Ex-Firefighter Pleads Guilty to Starting 2004 Arizona Wildfire

The former commander of an elite wildland firefighting team has pleaded guilty to starting a fire in a national forest, though he said he doesn't know why he did it.

Van Bateman, 55, told U.S. District Judge Paul Rosenblatt on Monday that he started the 2004 fire in the Coconino National Forest and left despite knowing the blaze would grow. The fire near Flagstaff burned about 21 acres.

"The line between a good fireman and an arsonist is a fine line. I did not do this for profit or gain. I am happily married. I have no idea why I started these two fires," Bateman wrote in his confession.

Bateman was the head of a wildfire management crew that is called in for the biggest and most severe wildfires, and helped suppress the largest wildfire in Arizona history. That blaze was started by a part-time firefighter.

There was no answer at Bateman's home phone Tuesday, and his lawyer Grant Woods did not immediately return a call seeking comment.

Bateman, a 34-year veteran of the U.S. Forest Service, signed two statements last year, one denying that he set any fires "that were not prescribed, authorized, or controlled burns on Forest Service land." The second, signed later the same morning, said he lit two fires.

Bateman, who had been accused of setting another, much smaller fire, could get up to five years in prison and be fined up to $250,000 at sentencing Jan. 22 for his conviction on setting timber afire.
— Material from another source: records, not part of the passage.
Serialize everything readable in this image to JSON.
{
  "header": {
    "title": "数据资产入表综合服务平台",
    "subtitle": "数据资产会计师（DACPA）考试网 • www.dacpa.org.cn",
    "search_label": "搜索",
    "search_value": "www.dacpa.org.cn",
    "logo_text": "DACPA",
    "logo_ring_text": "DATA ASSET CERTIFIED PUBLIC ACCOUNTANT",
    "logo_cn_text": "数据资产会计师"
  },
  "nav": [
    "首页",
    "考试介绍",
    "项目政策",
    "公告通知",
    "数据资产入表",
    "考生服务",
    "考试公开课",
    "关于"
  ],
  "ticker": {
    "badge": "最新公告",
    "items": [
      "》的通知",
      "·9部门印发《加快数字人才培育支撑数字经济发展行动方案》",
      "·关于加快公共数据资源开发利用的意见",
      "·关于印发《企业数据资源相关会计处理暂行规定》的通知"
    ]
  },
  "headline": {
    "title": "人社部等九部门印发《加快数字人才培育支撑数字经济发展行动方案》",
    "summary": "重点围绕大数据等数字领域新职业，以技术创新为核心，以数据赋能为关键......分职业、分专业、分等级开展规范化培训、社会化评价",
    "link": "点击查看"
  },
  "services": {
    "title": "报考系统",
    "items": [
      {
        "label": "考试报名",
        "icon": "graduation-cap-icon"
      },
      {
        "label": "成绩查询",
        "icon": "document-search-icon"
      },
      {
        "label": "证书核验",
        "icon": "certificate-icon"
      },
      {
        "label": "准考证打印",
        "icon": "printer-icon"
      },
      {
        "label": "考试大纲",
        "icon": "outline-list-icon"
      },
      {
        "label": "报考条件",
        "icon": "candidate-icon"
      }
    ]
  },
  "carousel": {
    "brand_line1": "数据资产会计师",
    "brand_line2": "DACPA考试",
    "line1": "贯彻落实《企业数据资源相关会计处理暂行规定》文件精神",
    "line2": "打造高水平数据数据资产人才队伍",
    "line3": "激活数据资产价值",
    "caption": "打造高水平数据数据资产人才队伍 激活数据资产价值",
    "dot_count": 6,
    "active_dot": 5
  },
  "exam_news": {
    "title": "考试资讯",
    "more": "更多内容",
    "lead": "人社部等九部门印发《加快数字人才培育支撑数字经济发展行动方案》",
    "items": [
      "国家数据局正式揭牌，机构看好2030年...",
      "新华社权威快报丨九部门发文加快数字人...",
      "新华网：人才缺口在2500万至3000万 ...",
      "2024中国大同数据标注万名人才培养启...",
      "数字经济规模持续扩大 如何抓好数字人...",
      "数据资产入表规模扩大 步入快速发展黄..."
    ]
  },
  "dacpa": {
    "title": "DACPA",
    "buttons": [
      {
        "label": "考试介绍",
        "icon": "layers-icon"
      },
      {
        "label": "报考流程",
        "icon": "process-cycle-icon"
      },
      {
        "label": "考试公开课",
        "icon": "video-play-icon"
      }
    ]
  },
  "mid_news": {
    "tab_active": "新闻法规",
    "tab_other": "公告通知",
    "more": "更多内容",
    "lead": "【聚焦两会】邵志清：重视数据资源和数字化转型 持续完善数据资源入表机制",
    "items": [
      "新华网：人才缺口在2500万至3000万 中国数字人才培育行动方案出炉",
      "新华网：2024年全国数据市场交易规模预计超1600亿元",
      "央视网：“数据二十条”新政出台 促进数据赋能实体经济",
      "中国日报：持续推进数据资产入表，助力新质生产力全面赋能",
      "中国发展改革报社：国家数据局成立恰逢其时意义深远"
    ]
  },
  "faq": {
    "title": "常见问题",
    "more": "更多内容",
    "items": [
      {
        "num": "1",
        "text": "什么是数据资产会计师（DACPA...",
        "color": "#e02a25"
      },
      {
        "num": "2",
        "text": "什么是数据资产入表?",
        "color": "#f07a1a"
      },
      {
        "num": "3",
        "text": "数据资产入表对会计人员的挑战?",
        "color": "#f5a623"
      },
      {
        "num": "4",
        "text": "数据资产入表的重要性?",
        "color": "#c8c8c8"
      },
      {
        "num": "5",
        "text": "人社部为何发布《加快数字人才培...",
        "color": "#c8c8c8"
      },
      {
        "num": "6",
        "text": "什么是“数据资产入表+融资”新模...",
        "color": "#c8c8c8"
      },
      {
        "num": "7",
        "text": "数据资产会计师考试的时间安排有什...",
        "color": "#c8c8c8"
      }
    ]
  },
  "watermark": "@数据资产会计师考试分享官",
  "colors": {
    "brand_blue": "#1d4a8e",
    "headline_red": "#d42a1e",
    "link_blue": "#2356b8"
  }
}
Prosecutors agreed to drop another such charge and two counts of arson.

"Bateman joins a small universe of firefighters who, for reasons we may never fully understand, violated the public's trust by igniting fires, not extinguishing them," U.S. Attorney Paul Charlton said in a news release.